### Source data:
----
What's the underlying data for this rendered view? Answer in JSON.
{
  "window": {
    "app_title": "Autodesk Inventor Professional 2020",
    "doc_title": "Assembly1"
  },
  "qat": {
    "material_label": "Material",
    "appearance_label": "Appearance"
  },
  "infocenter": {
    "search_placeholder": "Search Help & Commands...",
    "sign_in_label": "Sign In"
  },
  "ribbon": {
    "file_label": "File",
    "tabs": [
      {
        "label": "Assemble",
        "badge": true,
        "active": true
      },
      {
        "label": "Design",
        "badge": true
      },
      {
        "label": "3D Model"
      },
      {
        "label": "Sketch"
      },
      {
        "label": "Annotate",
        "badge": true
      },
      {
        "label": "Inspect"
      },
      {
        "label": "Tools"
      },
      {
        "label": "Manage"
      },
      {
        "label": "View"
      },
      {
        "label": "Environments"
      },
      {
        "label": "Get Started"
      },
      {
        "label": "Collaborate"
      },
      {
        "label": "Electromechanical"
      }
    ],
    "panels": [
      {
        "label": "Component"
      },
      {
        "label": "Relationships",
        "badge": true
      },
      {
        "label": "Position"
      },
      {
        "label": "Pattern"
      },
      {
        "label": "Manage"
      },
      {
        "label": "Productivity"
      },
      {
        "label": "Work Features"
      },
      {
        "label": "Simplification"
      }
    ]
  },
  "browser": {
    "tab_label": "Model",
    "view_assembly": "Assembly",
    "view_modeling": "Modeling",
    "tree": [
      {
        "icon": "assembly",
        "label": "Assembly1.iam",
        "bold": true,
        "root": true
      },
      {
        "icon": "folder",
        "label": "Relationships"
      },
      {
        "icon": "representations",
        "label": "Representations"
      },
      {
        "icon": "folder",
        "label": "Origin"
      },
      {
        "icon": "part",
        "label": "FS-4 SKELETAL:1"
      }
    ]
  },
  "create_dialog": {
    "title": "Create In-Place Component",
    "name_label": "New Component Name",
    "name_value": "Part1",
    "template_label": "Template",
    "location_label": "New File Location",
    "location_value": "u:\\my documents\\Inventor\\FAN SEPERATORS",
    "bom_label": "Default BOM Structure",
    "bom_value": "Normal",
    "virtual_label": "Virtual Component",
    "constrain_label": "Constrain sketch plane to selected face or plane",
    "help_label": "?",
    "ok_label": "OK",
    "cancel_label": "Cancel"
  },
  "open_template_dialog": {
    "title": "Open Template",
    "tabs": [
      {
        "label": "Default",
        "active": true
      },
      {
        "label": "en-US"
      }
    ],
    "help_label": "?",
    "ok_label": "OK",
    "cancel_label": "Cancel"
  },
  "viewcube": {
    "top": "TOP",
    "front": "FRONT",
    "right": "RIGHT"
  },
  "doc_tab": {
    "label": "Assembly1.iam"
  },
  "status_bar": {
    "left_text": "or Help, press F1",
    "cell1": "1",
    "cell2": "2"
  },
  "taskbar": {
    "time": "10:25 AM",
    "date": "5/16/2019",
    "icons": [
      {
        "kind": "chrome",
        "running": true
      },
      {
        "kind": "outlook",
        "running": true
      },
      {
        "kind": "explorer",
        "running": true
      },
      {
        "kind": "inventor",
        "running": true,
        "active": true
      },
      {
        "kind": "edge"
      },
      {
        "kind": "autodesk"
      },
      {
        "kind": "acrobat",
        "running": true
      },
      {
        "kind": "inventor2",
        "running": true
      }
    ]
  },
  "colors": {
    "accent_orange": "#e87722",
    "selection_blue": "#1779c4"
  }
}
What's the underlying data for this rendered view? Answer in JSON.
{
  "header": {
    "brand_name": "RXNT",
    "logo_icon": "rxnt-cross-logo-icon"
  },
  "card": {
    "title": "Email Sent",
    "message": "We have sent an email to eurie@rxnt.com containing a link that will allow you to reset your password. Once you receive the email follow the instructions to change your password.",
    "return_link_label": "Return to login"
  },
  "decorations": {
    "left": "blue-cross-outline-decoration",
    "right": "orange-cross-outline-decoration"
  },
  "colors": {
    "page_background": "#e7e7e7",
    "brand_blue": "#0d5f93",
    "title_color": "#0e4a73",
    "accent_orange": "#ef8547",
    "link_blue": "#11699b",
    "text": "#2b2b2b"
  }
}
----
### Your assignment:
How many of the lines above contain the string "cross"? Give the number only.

### Task solution:
3